All of the lines below should be output exactly as shown.

Extracted records:
────────────────────
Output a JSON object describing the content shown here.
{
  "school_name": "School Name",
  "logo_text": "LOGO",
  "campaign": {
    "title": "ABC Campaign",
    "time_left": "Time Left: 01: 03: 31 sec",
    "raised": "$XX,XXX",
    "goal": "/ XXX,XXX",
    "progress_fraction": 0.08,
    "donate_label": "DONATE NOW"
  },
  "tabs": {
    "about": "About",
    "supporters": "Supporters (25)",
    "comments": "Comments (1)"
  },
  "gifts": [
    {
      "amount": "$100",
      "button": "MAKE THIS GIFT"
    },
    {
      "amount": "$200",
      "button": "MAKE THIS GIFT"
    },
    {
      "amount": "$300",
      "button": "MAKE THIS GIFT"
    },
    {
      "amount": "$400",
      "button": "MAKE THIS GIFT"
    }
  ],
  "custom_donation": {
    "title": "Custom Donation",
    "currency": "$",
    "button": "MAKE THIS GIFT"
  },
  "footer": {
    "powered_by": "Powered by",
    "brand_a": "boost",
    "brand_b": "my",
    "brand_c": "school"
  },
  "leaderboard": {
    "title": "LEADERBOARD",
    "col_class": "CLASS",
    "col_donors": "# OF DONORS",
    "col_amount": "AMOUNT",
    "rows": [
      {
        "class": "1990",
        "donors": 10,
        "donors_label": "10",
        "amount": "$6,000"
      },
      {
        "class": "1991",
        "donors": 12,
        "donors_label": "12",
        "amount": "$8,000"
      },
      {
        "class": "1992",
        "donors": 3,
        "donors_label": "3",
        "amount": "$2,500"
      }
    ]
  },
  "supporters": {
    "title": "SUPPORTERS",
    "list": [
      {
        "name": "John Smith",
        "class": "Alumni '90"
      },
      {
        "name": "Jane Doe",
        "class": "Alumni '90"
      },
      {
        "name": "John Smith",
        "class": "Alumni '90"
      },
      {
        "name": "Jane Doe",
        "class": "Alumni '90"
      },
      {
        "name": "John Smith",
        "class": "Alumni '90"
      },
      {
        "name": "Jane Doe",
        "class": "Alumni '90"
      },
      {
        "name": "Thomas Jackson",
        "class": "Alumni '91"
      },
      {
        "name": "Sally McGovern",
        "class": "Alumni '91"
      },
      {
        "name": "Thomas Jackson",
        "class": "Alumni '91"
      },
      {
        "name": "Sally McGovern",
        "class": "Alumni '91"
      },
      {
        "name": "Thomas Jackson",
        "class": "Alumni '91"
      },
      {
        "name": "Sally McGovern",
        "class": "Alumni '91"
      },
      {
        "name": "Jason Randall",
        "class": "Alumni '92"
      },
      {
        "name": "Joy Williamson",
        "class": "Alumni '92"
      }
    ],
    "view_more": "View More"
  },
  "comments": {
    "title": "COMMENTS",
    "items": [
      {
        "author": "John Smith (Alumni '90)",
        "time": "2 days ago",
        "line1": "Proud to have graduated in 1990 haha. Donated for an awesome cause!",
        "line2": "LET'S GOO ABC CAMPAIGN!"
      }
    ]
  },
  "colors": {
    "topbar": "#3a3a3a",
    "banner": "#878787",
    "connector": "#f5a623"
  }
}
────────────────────
Result of this exercise:
Output a JSON object describing the content shown here.
{
  "school_name": "School Name",
  "logo_text": "LOGO",
  "campaign": {
    "title": "ABC Campaign",
    "time_left": "Time Left: 01: 03: 31 sec",
    "raised": "$XX,XXX",
    "goal": "/ XXX,XXX",
    "progress_fraction": 0.08,
    "donate_label": "DONATE NOW"
  },
  "tabs": {
    "about": "About",
    "supporters": "Supporters (25)",
    "comments": "Comments (1)"
  },
  "gifts": [
    {
      "amount": "$100",
      "button": "MAKE THIS GIFT"
    },
    {
      "amount": "$200",
      "button": "MAKE THIS GIFT"
    },
    {
      "amount": "$300",
      "button": "MAKE THIS GIFT"
    },
    {
      "amount": "$400",
      "button": "MAKE THIS GIFT"
    }
  ],
  "custom_donation": {
    "title": "Custom Donation",
    "currency": "$",
    "button": "MAKE THIS GIFT"
  },
  "footer": {
    "powered_by": "Powered by",
    "brand_a": "boost",
    "brand_b": "my",
    "brand_c": "school"
  },
  "leaderboard": {
    "title": "LEADERBOARD",
    "col_class": "CLASS",
    "col_donors": "# OF DONORS",
    "col_amount": "AMOUNT",
    "rows": [
      {
        "class": "1990",
        "donors": 10,
        "donors_label": "10",
        "amount": "$6,000"
      },
      {
        "class": "1991",
        "donors": 12,
        "donors_label": "12",
        "amount": "$8,000"
      },
      {
        "class": "1992",
        "donors": 3,
        "donors_label": "3",
        "amount": "$2,500"
      }
    ]
  },
  "supporters": {
    "title": "SUPPORTERS",
    "list": [
      {
        "name": "John Smith",
        "class": "Alumni '90"
      },
      {
        "name": "Jane Doe",
        "class": "Alumni '90"
      },
      {
        "name": "John Smith",
        "class": "Alumni '90"
      },
      {
        "name": "Jane Doe",
        "class": "Alumni '90"
      },
      {
        "name": "John Smith",
        "class": "Alumni '90"
      },
      {
        "name": "Jane Doe",
        "class": "Alumni '90"
      },
      {
        "name": "Thomas Jackson",
        "class": "Alumni '91"
      },
      {
        "name": "Sally McGovern",
        "class": "Alumni '91"
      },
      {
        "name": "Thomas Jackson",
        "class": "Alumni '91"
      },
      {
        "name": "Sally McGovern",
        "class": "Alumni '91"
      },
      {
        "name": "Thomas Jackson",
        "class": "Alumni '91"
      },
      {
        "name": "Sally McGovern",
        "class": "Alumni '91"
      },
      {
        "name": "Jason Randall",
        "class": "Alumni '92"
      },
      {
        "name": "Joy Williamson",
        "class": "Alumni '92"
      }
    ],
    "view_more": "View More"
  },
  "comments": {
    "title": "COMMENTS",
    "items": [
      {
        "author": "John Smith (Alumni '90)",
        "time": "2 days ago",
        "line1": "Proud to have graduated in 1990 haha. Donated for an awesome cause!",
        "line2": "LET'S GOO ABC CAMPAIGN!"
      }
    ]
  },
  "colors": {
    "topbar": "#3a3a3a",
    "banner": "#878787",
    "connector": "#f5a623"
  }
}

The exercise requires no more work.